Stored entries:
▶

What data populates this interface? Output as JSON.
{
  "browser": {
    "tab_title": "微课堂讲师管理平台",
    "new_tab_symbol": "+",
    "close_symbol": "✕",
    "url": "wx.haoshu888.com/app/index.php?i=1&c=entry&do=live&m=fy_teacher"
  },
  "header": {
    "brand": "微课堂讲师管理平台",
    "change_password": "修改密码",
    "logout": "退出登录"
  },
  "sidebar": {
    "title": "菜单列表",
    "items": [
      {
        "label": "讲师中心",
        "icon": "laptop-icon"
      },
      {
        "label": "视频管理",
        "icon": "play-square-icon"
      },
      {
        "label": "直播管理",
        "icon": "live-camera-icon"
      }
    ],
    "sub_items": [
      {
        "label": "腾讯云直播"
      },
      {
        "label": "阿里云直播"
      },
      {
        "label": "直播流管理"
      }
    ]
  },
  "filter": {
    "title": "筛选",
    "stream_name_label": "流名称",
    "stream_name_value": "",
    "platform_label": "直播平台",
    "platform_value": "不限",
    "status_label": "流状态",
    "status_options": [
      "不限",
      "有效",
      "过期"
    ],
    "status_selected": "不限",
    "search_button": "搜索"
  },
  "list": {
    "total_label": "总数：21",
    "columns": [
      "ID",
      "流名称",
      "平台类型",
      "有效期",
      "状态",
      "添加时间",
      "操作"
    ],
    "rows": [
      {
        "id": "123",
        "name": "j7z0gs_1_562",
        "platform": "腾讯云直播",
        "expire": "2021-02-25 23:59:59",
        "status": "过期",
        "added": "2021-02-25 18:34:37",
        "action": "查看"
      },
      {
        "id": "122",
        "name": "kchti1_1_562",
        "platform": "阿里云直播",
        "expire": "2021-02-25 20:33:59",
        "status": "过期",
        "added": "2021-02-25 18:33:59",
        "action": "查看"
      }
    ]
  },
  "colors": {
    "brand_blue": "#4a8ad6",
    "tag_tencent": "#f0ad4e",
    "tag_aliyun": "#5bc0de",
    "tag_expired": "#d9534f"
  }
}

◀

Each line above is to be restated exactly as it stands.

Task response:
What data populates this interface? Output as JSON.
{
  "browser": {
    "tab_title": "微课堂讲师管理平台",
    "new_tab_symbol": "+",
    "close_symbol": "✕",
    "url": "wx.haoshu888.com/app/index.php?i=1&c=entry&do=live&m=fy_teacher"
  },
  "header": {
    "brand": "微课堂讲师管理平台",
    "change_password": "修改密码",
    "logout": "退出登录"
  },
  "sidebar": {
    "title": "菜单列表",
    "items": [
      {
        "label": "讲师中心",
        "icon": "laptop-icon"
      },
      {
        "label": "视频管理",
        "icon": "play-square-icon"
      },
      {
        "label": "直播管理",
        "icon": "live-camera-icon"
      }
    ],
    "sub_items": [
      {
        "label": "腾讯云直播"
      },
      {
        "label": "阿里云直播"
      },
      {
        "label": "直播流管理"
      }
    ]
  },
  "filter": {
    "title": "筛选",
    "stream_name_label": "流名称",
    "stream_name_value": "",
    "platform_label": "直播平台",
    "platform_value": "不限",
    "status_label": "流状态",
    "status_options": [
      "不限",
      "有效",
      "过期"
    ],
    "status_selected": "不限",
    "search_button": "搜索"
  },
  "list": {
    "total_label": "总数：21",
    "columns": [
      "ID",
      "流名称",
      "平台类型",
      "有效期",
      "状态",
      "添加时间",
      "操作"
    ],
    "rows": [
      {
        "id": "123",
        "name": "j7z0gs_1_562",
        "platform": "腾讯云直播",
        "expire": "2021-02-25 23:59:59",
        "status": "过期",
        "added": "2021-02-25 18:34:37",
        "action": "查看"
      },
      {
        "id": "122",
        "name": "kchti1_1_562",
        "platform": "阿里云直播",
        "expire": "2021-02-25 20:33:59",
        "status": "过期",
        "added": "2021-02-25 18:33:59",
        "action": "查看"
      }
    ]
  },
  "colors": {
    "brand_blue": "#4a8ad6",
    "tag_tencent": "#f0ad4e",
    "tag_aliyun": "#5bc0de",
    "tag_expired": "#d9534f"
  }
}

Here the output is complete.